**EXERCISE AIM**:
The answer must be every line of the data that holds the word "Remove".

(INFORMATION GIVEN begins)

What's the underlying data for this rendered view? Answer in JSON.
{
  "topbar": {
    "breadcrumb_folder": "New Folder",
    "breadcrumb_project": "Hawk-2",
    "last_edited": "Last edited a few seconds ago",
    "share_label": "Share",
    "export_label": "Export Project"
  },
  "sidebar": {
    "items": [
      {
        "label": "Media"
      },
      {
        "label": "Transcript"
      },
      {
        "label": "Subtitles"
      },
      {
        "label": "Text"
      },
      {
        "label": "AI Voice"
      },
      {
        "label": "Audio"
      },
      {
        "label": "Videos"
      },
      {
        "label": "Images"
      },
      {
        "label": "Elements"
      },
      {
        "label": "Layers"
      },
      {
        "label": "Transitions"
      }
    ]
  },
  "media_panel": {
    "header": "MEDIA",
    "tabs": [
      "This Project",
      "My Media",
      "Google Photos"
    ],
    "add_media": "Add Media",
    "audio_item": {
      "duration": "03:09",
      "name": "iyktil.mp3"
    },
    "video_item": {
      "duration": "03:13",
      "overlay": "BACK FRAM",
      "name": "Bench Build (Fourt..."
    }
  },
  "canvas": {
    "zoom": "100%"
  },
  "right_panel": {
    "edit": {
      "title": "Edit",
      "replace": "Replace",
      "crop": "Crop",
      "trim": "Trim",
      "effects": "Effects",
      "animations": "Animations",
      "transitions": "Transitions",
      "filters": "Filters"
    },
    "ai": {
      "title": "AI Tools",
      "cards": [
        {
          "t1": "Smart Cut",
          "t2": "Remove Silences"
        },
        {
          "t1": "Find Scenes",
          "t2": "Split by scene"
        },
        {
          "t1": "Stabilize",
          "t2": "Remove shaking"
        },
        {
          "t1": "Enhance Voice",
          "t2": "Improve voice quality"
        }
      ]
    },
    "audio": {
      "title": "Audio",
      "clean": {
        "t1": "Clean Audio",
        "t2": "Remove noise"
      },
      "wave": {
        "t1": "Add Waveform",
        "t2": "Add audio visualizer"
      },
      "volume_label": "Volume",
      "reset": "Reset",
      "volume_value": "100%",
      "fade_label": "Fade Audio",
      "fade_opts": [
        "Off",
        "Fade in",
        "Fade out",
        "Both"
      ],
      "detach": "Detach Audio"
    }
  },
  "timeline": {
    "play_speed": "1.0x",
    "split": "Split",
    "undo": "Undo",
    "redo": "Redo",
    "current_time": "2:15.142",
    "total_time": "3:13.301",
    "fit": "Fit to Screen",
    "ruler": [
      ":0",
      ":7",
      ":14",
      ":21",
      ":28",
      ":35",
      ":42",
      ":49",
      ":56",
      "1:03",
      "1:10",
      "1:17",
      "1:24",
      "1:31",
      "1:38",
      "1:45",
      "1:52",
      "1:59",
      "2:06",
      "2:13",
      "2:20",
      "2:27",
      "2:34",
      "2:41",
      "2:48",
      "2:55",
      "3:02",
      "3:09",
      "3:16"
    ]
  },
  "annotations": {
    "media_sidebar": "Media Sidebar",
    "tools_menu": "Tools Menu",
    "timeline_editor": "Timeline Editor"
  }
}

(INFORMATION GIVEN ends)

**THE ANSWER**:
          "t2": "Remove Silences"
          "t2": "Remove shaking"
        "t2": "Remove noise"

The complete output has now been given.